by Mitch Kokai
Senior Political Analyst, John Locke Foundation
Jay Schalin of the Martin Center responds to recent attacks against the University of North Carolina system’s Board of Governors.
Attacks by academics and the media on the University of North Carolina system’s Board of Governors have become a major part of the state’s political landscape in recent years, and such attacks may be intensifying. The board is described at times as inept, divisive, “partisan,” “anti-intellectual,” and mean-spirited; unless they are “reined in,” North Carolina’s public university system will suffer a great loss of prestige, deny academic freedom, and become the tool of oafish politicians.

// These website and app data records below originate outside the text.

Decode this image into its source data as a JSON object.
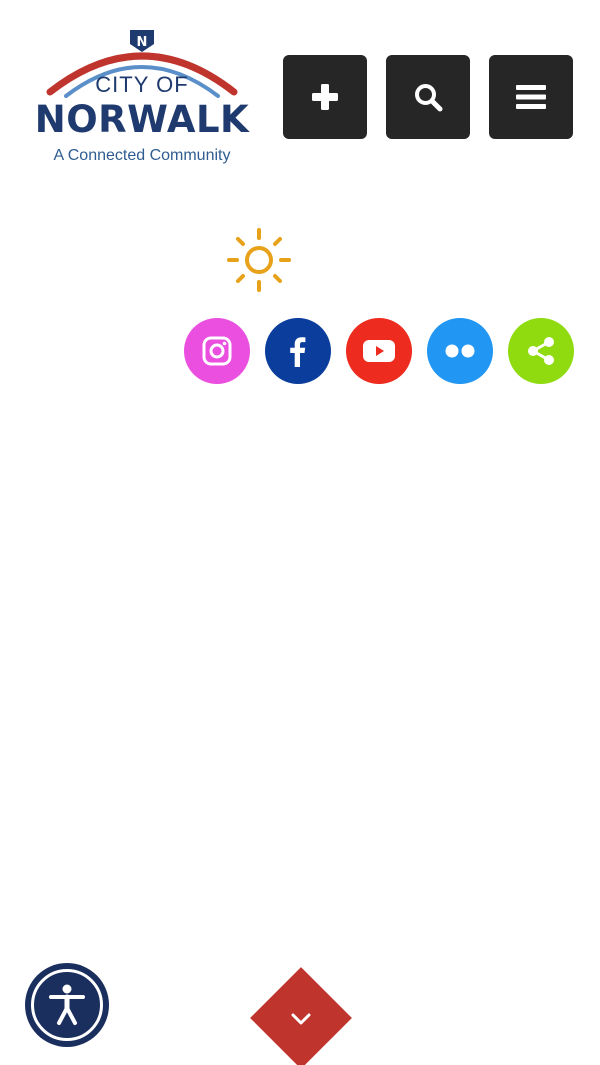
{
  "logo": {
    "badge_letter": "N",
    "city_of": "CITY OF",
    "name": "NORWALK",
    "tagline": "A Connected Community"
  },
  "header": {
    "buttons": [
      {
        "name": "add-button",
        "icon": "plus-icon"
      },
      {
        "name": "search-button",
        "icon": "search-icon"
      },
      {
        "name": "menu-button",
        "icon": "hamburger-icon"
      }
    ]
  },
  "weather": {
    "icon": "sun-icon",
    "color": "#e8a21a"
  },
  "social": [
    {
      "name": "instagram",
      "icon": "instagram-icon",
      "color": "#ea4fe0"
    },
    {
      "name": "facebook",
      "icon": "facebook-icon",
      "color": "#0a3d9c"
    },
    {
      "name": "youtube",
      "icon": "youtube-icon",
      "color": "#ed2b1f"
    },
    {
      "name": "flickr",
      "icon": "flickr-icon",
      "color": "#2196f3"
    },
    {
      "name": "share",
      "icon": "share-icon",
      "color": "#8fdb10"
    }
  ],
  "colors": {
    "header_button_bg": "#262626",
    "brand_navy": "#1f3a6e",
    "brand_red": "#c0342e",
    "accessibility_bg": "#1b2f5e"
  }
}
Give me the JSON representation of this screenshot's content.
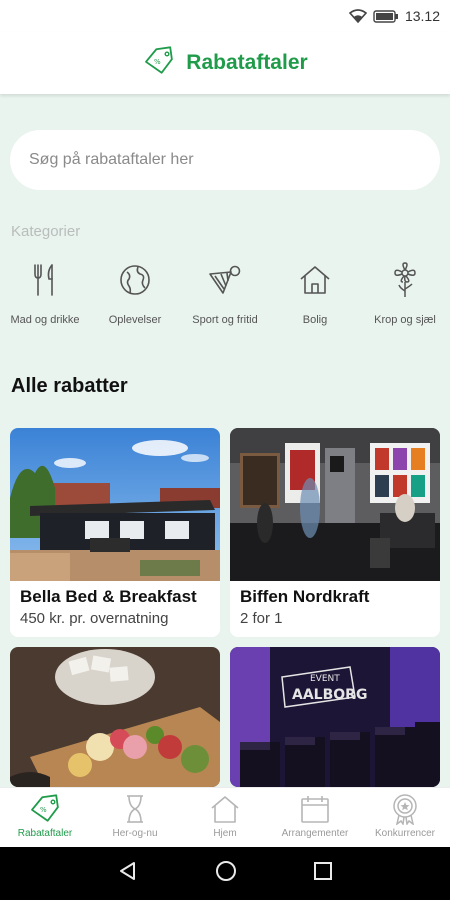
{
  "status": {
    "time": "13.12"
  },
  "header": {
    "title": "Rabataftaler",
    "icon": "tag-icon"
  },
  "search": {
    "placeholder": "Søg på rabataftaler her"
  },
  "categories": {
    "label": "Kategorier",
    "items": [
      {
        "label": "Mad og drikke",
        "icon": "utensils-icon"
      },
      {
        "label": "Oplevelser",
        "icon": "globe-icon"
      },
      {
        "label": "Sport og fritid",
        "icon": "shuttlecock-icon"
      },
      {
        "label": "Bolig",
        "icon": "house-icon"
      },
      {
        "label": "Krop og sjæl",
        "icon": "flower-icon"
      }
    ]
  },
  "deals": {
    "title": "Alle rabatter",
    "items": [
      {
        "title": "Bella Bed & Breakfast",
        "subtitle": "450 kr. pr. overnatning"
      },
      {
        "title": "Biffen Nordkraft",
        "subtitle": "2 for 1"
      },
      {
        "title": "",
        "subtitle": ""
      },
      {
        "title": "",
        "subtitle": "",
        "photo_text_1": "EVENT",
        "photo_text_2": "AALBORG"
      }
    ]
  },
  "nav": {
    "items": [
      {
        "label": "Rabataftaler",
        "icon": "tag-icon",
        "active": true
      },
      {
        "label": "Her-og-nu",
        "icon": "hourglass-icon",
        "active": false
      },
      {
        "label": "Hjem",
        "icon": "house-icon",
        "active": false
      },
      {
        "label": "Arrangementer",
        "icon": "calendar-icon",
        "active": false
      },
      {
        "label": "Konkurrencer",
        "icon": "award-icon",
        "active": false
      }
    ]
  },
  "colors": {
    "accent": "#1f9b4a",
    "background": "#eaf4ee",
    "inactive": "#9a9a9a"
  }
}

But that is mere political rhetoric. Despite the negative impression its opponents try to present, the current members of the UNC Board of Governors tend to be more engaged, more willing to address difficult issues, and more understanding of their proper positions atop the system than their predecessors. If there is more conflict than previously, it is because prior boards abdicated their role to exercise oversight of the system and campus administrators. And because the current board’s predecessors ignored problems and left behind a system in need of change.

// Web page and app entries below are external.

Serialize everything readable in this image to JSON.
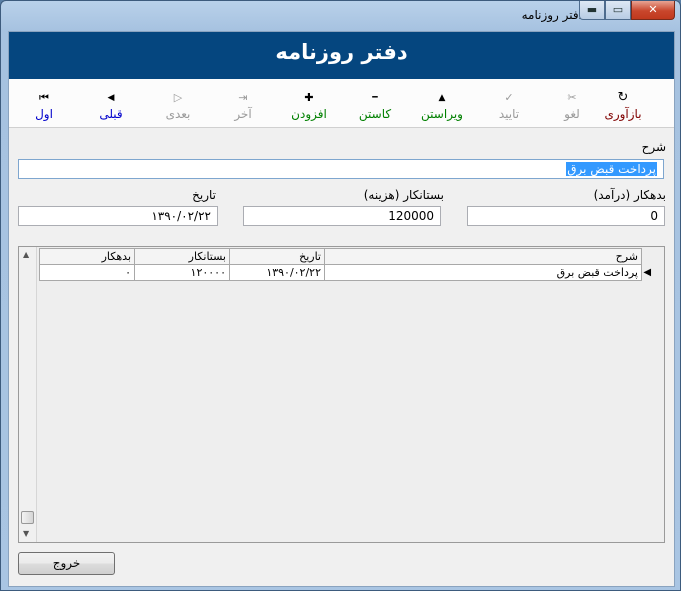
{
  "window": {
    "title": "دفتر روزنامه",
    "min_label": "▬",
    "max_label": "▭",
    "close_label": "✕"
  },
  "banner": {
    "title": "دفتر روزنامه"
  },
  "toolbar": {
    "refresh": {
      "label": "بازآوری",
      "icon": "↻",
      "color": "#800000"
    },
    "cancel": {
      "label": "لغو",
      "icon": "✂",
      "color": "#9a9a9a"
    },
    "confirm": {
      "label": "تایید",
      "icon": "✓",
      "color": "#9a9a9a"
    },
    "edit": {
      "label": "ویراستن",
      "icon": "▲",
      "color": "#008000"
    },
    "delete": {
      "label": "کاستن",
      "icon": "━",
      "color": "#008000"
    },
    "add": {
      "label": "افزودن",
      "icon": "✚",
      "color": "#008000"
    },
    "last": {
      "label": "آخر",
      "icon": "⇥",
      "color": "#9a9a9a"
    },
    "next": {
      "label": "بعدی",
      "icon": "▷",
      "color": "#9a9a9a"
    },
    "prev": {
      "label": "قبلی",
      "icon": "◀",
      "color": "#0000cc"
    },
    "first": {
      "label": "اول",
      "icon": "⏮",
      "color": "#0000cc"
    }
  },
  "form": {
    "description_label": "شرح",
    "description_value": "پرداخت قبض برق",
    "debit_label": "بدهکار (درآمد)",
    "debit_value": "0",
    "credit_label": "بستانکار (هزینه)",
    "credit_value": "120000",
    "date_label": "تاریخ",
    "date_value": "۱۳۹۰/۰۲/۲۲"
  },
  "grid": {
    "columns": {
      "debit": "بدهکار",
      "credit": "بستانکار",
      "date": "تاریخ",
      "description": "شرح"
    },
    "rows": [
      {
        "debit": "۰",
        "credit": "۱۲۰۰۰۰",
        "date": "۱۳۹۰/۰۲/۲۲",
        "description": "پرداخت قبض برق"
      }
    ]
  },
  "footer": {
    "exit_label": "خروج"
  }
}
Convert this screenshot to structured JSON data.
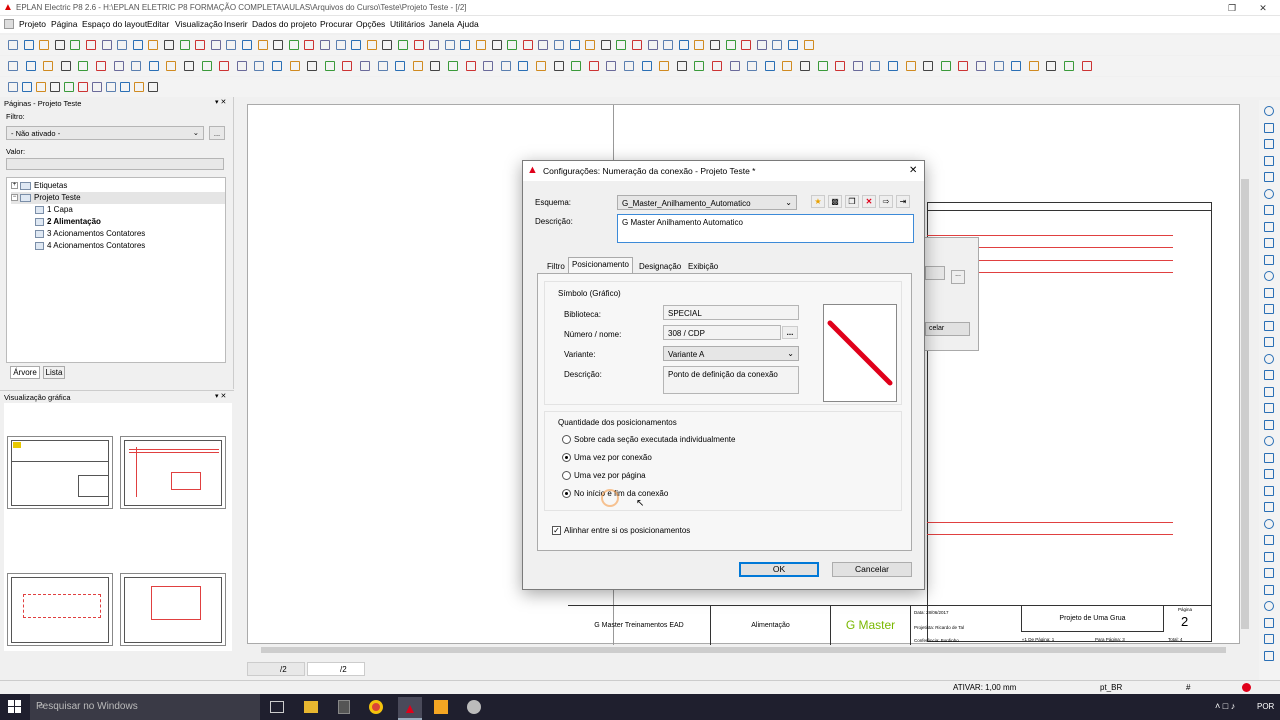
{
  "window": {
    "title": "EPLAN Electric P8 2.6 - H:\\EPLAN ELETRIC P8 FORMAÇÃO COMPLETA\\AULAS\\Arquivos do Curso\\Teste\\Projeto Teste - [/2]"
  },
  "menu": [
    "Projeto",
    "Página",
    "Espaço do layout",
    "Editar",
    "Visualização",
    "Inserir",
    "Dados do projeto",
    "Procurar",
    "Opções",
    "Utilitários",
    "Janela",
    "Ajuda"
  ],
  "pages_panel": {
    "title": "Páginas - Projeto Teste",
    "filter_label": "Filtro:",
    "filter_value": "- Não ativado -",
    "filter_btn": "...",
    "value_label": "Valor:",
    "tree": [
      {
        "label": "Etiquetas",
        "level": 0,
        "bold": false
      },
      {
        "label": "Projeto Teste",
        "level": 0,
        "bold": false
      },
      {
        "label": "1 Capa",
        "level": 1,
        "bold": false
      },
      {
        "label": "2 Alimentação",
        "level": 1,
        "bold": true
      },
      {
        "label": "3 Acionamentos Contatores",
        "level": 1,
        "bold": false
      },
      {
        "label": "4 Acionamentos Contatores",
        "level": 1,
        "bold": false
      }
    ],
    "tab_tree": "Árvore",
    "tab_list": "Lista"
  },
  "graphic_panel": {
    "title": "Visualização gráfica"
  },
  "page_tabs": [
    "/2",
    "/2"
  ],
  "titleblock": {
    "company": "G Master Treinamentos EAD",
    "page_desc": "Alimentação",
    "logo": "G Master",
    "date": "Data: 28/06/2017",
    "editor": "Projetista: Ricardo de Tal",
    "checked": "Conferência: Bordinho",
    "project": "Projeto de Uma Grua",
    "page_label": "Página",
    "page_num": "2",
    "prev": "«1 De Página: 1",
    "next": "Para Página: 3",
    "total": "Total: 4"
  },
  "dialog": {
    "title": "Configurações: Numeração da conexão - Projeto Teste *",
    "scheme_label": "Esquema:",
    "scheme_value": "G_Master_Anilhamento_Automatico",
    "desc_label": "Descrição:",
    "desc_value": "G Master Anilhamento Automatico",
    "tabs": [
      "Filtro",
      "Posicionamento",
      "Designação",
      "Exibição"
    ],
    "symbol_group": "Símbolo (Gráfico)",
    "library_label": "Biblioteca:",
    "library_value": "SPECIAL",
    "number_label": "Número / nome:",
    "number_value": "308 / CDP",
    "number_btn": "...",
    "variant_label": "Variante:",
    "variant_value": "Variante A",
    "sdesc_label": "Descrição:",
    "sdesc_value": "Ponto de definição da conexão",
    "qty_group": "Quantidade dos posicionamentos",
    "options": [
      {
        "label": "Sobre cada seção executada individualmente",
        "selected": false
      },
      {
        "label": "Uma vez por conexão",
        "selected": true
      },
      {
        "label": "Uma vez por página",
        "selected": false
      },
      {
        "label": "No início e fim da conexão",
        "selected": true
      }
    ],
    "align_label": "Alinhar entre si os posicionamentos",
    "align_checked": "✓",
    "ok": "OK",
    "cancel": "Cancelar"
  },
  "bg_dialog": {
    "cancel_partial": "celar",
    "btn": "..."
  },
  "status": {
    "snap": "ATIVAR: 1,00 mm",
    "lang": "pt_BR",
    "hash": "#"
  },
  "taskbar": {
    "search": "Pesquisar no Windows",
    "lang": "POR"
  },
  "colors": {
    "accent": "#0078d7",
    "red": "#e0001a",
    "wire": "#e04040",
    "taskbar": "#1f1f2e"
  }
}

For most of the UNC system’s history, Democratic legislators appointed a large majority of Democratic board members who hired Democratic system presidents to oversee liberal academics; naturally, there was little conflict. All the gears meshed as in a well-oiled machine: Board members universally rubberstamped the wishes of administrators and board meetings seem more like friendly social gatherings than events where important decisions were to be made.

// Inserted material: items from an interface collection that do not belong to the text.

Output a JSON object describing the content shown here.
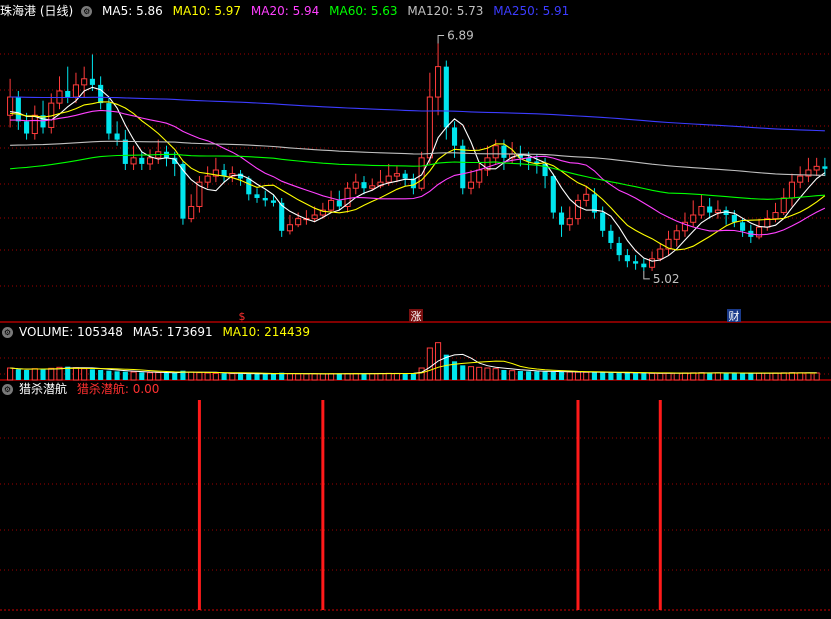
{
  "header": {
    "stock_title": "珠海港 (日线)",
    "indicators": [
      {
        "label": "MA5: 5.86",
        "color": "#ffffff"
      },
      {
        "label": "MA10: 5.97",
        "color": "#ffff00"
      },
      {
        "label": "MA20: 5.94",
        "color": "#ff40ff"
      },
      {
        "label": "MA60: 5.63",
        "color": "#00ff00"
      },
      {
        "label": "MA120: 5.73",
        "color": "#c0c0c0"
      },
      {
        "label": "MA250: 5.91",
        "color": "#3c3cff"
      }
    ]
  },
  "volume_header": {
    "title": "VOLUME: 105348",
    "ma5": "MA5: 173691",
    "ma10": "MA10: 214439"
  },
  "indicator_header": {
    "title": "猎杀潜航",
    "value_label": "猎杀潜航: 0.00"
  },
  "annotations": {
    "high_label": "6.89",
    "low_label": "5.02",
    "markers": [
      {
        "text": "$",
        "color": "#ff3030"
      },
      {
        "text": "涨",
        "color": "#ffffff"
      },
      {
        "text": "财",
        "color": "#ffffff"
      }
    ]
  },
  "colors": {
    "up": "#ff3c3c",
    "down": "#00e5ee",
    "grid": "#a00000",
    "signal": "#ff1a1a",
    "ma5": "#ffffff",
    "ma10": "#ffff00",
    "ma20": "#ff40ff",
    "ma60": "#00ff00",
    "ma120": "#c0c0c0",
    "ma250": "#3c3cff"
  },
  "chart_data": [
    {
      "type": "candlestick",
      "description_of_axes": "daily candles, price axis not printed",
      "ylim": [
        4.6,
        7.1
      ],
      "candles": [
        [
          6.3,
          6.45,
          6.6,
          6.2
        ],
        [
          6.45,
          6.25,
          6.5,
          6.18
        ],
        [
          6.25,
          6.15,
          6.32,
          6.1
        ],
        [
          6.15,
          6.3,
          6.38,
          6.1
        ],
        [
          6.3,
          6.2,
          6.42,
          6.15
        ],
        [
          6.2,
          6.4,
          6.48,
          6.15
        ],
        [
          6.4,
          6.5,
          6.62,
          6.35
        ],
        [
          6.5,
          6.45,
          6.7,
          6.4
        ],
        [
          6.45,
          6.55,
          6.65,
          6.4
        ],
        [
          6.55,
          6.6,
          6.7,
          6.45
        ],
        [
          6.6,
          6.55,
          6.8,
          6.5
        ],
        [
          6.55,
          6.4,
          6.62,
          6.35
        ],
        [
          6.4,
          6.15,
          6.45,
          6.1
        ],
        [
          6.15,
          6.1,
          6.25,
          6.05
        ],
        [
          6.1,
          5.9,
          6.18,
          5.85
        ],
        [
          5.9,
          5.95,
          6.05,
          5.85
        ],
        [
          5.95,
          5.9,
          6.0,
          5.85
        ],
        [
          5.9,
          5.95,
          6.02,
          5.85
        ],
        [
          5.95,
          6.0,
          6.1,
          5.9
        ],
        [
          6.0,
          5.95,
          6.05,
          5.88
        ],
        [
          5.95,
          5.9,
          6.0,
          5.8
        ],
        [
          5.9,
          5.45,
          5.92,
          5.4
        ],
        [
          5.45,
          5.55,
          5.65,
          5.42
        ],
        [
          5.55,
          5.75,
          5.8,
          5.5
        ],
        [
          5.75,
          5.8,
          5.88,
          5.7
        ],
        [
          5.8,
          5.85,
          5.95,
          5.75
        ],
        [
          5.85,
          5.8,
          5.9,
          5.75
        ],
        [
          5.8,
          5.82,
          5.88,
          5.75
        ],
        [
          5.82,
          5.78,
          5.85,
          5.72
        ],
        [
          5.78,
          5.65,
          5.8,
          5.6
        ],
        [
          5.65,
          5.62,
          5.7,
          5.58
        ],
        [
          5.62,
          5.6,
          5.68,
          5.55
        ],
        [
          5.6,
          5.58,
          5.65,
          5.55
        ],
        [
          5.58,
          5.35,
          5.62,
          5.3
        ],
        [
          5.35,
          5.4,
          5.48,
          5.32
        ],
        [
          5.4,
          5.45,
          5.5,
          5.38
        ],
        [
          5.45,
          5.45,
          5.52,
          5.4
        ],
        [
          5.45,
          5.48,
          5.55,
          5.42
        ],
        [
          5.48,
          5.52,
          5.58,
          5.45
        ],
        [
          5.52,
          5.6,
          5.68,
          5.5
        ],
        [
          5.6,
          5.55,
          5.68,
          5.52
        ],
        [
          5.55,
          5.7,
          5.75,
          5.5
        ],
        [
          5.7,
          5.75,
          5.82,
          5.65
        ],
        [
          5.75,
          5.7,
          5.8,
          5.65
        ],
        [
          5.7,
          5.72,
          5.78,
          5.68
        ],
        [
          5.72,
          5.75,
          5.85,
          5.7
        ],
        [
          5.75,
          5.8,
          5.9,
          5.72
        ],
        [
          5.8,
          5.82,
          5.88,
          5.75
        ],
        [
          5.82,
          5.78,
          5.85,
          5.72
        ],
        [
          5.78,
          5.7,
          5.82,
          5.65
        ],
        [
          5.7,
          5.95,
          6.0,
          5.68
        ],
        [
          5.95,
          6.45,
          6.65,
          5.9
        ],
        [
          6.45,
          6.7,
          6.89,
          6.3
        ],
        [
          6.7,
          6.2,
          6.75,
          6.1
        ],
        [
          6.2,
          6.05,
          6.25,
          5.95
        ],
        [
          6.05,
          5.7,
          6.1,
          5.65
        ],
        [
          5.7,
          5.75,
          5.85,
          5.65
        ],
        [
          5.75,
          5.85,
          5.92,
          5.7
        ],
        [
          5.85,
          5.95,
          6.05,
          5.8
        ],
        [
          5.95,
          6.05,
          6.1,
          5.9
        ],
        [
          6.05,
          5.95,
          6.1,
          5.85
        ],
        [
          5.95,
          5.98,
          6.08,
          5.9
        ],
        [
          5.98,
          5.95,
          6.05,
          5.88
        ],
        [
          5.95,
          5.92,
          6.0,
          5.85
        ],
        [
          5.92,
          5.9,
          5.98,
          5.82
        ],
        [
          5.9,
          5.8,
          5.95,
          5.7
        ],
        [
          5.8,
          5.5,
          5.82,
          5.45
        ],
        [
          5.5,
          5.4,
          5.55,
          5.3
        ],
        [
          5.4,
          5.45,
          5.55,
          5.35
        ],
        [
          5.45,
          5.6,
          5.65,
          5.4
        ],
        [
          5.6,
          5.65,
          5.72,
          5.55
        ],
        [
          5.65,
          5.5,
          5.7,
          5.45
        ],
        [
          5.5,
          5.35,
          5.55,
          5.3
        ],
        [
          5.35,
          5.25,
          5.4,
          5.2
        ],
        [
          5.25,
          5.15,
          5.3,
          5.1
        ],
        [
          5.15,
          5.1,
          5.2,
          5.05
        ],
        [
          5.1,
          5.08,
          5.15,
          5.03
        ],
        [
          5.08,
          5.05,
          5.12,
          5.02
        ],
        [
          5.05,
          5.12,
          5.18,
          5.02
        ],
        [
          5.12,
          5.2,
          5.25,
          5.1
        ],
        [
          5.2,
          5.28,
          5.35,
          5.15
        ],
        [
          5.28,
          5.35,
          5.4,
          5.22
        ],
        [
          5.35,
          5.42,
          5.5,
          5.3
        ],
        [
          5.42,
          5.48,
          5.6,
          5.38
        ],
        [
          5.48,
          5.55,
          5.65,
          5.45
        ],
        [
          5.55,
          5.5,
          5.62,
          5.45
        ],
        [
          5.5,
          5.52,
          5.6,
          5.45
        ],
        [
          5.52,
          5.48,
          5.55,
          5.4
        ],
        [
          5.48,
          5.42,
          5.52,
          5.38
        ],
        [
          5.42,
          5.35,
          5.45,
          5.3
        ],
        [
          5.35,
          5.3,
          5.4,
          5.25
        ],
        [
          5.3,
          5.38,
          5.45,
          5.28
        ],
        [
          5.38,
          5.45,
          5.52,
          5.35
        ],
        [
          5.45,
          5.5,
          5.58,
          5.42
        ],
        [
          5.5,
          5.62,
          5.7,
          5.48
        ],
        [
          5.62,
          5.75,
          5.82,
          5.55
        ],
        [
          5.75,
          5.8,
          5.88,
          5.7
        ],
        [
          5.8,
          5.85,
          5.95,
          5.75
        ],
        [
          5.85,
          5.88,
          5.95,
          5.8
        ],
        [
          5.88,
          5.86,
          5.95,
          5.8
        ]
      ]
    },
    {
      "type": "bar",
      "title": "VOLUME: 105348",
      "ylim": [
        0,
        600000
      ],
      "values": [
        180000,
        160000,
        150000,
        170000,
        165000,
        175000,
        190000,
        200000,
        185000,
        170000,
        160000,
        150000,
        140000,
        130000,
        125000,
        120000,
        115000,
        110000,
        112000,
        108000,
        105000,
        140000,
        120000,
        110000,
        105000,
        100000,
        98000,
        96000,
        95000,
        94000,
        93000,
        92000,
        90000,
        110000,
        95000,
        92000,
        90000,
        91000,
        93000,
        95000,
        94000,
        96000,
        98000,
        97000,
        96000,
        98000,
        100000,
        99000,
        98000,
        97000,
        180000,
        480000,
        560000,
        380000,
        280000,
        220000,
        200000,
        190000,
        180000,
        170000,
        150000,
        140000,
        135000,
        130000,
        128000,
        126000,
        124000,
        122000,
        120000,
        118000,
        116000,
        114000,
        112000,
        110000,
        108000,
        106000,
        104000,
        102000,
        100000,
        100000,
        102000,
        104000,
        106000,
        108000,
        110000,
        108000,
        106000,
        104000,
        102000,
        100000,
        100000,
        102000,
        104000,
        106000,
        108000,
        110000,
        108000,
        106000,
        105348
      ]
    },
    {
      "type": "bar",
      "title": "猎杀潜航",
      "ylim": [
        0,
        1
      ],
      "signal_index": [
        23,
        38,
        69,
        79
      ],
      "values_note": "signal pulses"
    }
  ]
}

Not so today. And some powerful interests wish the public to believe that the board is causing problems rather than attempting to solve them.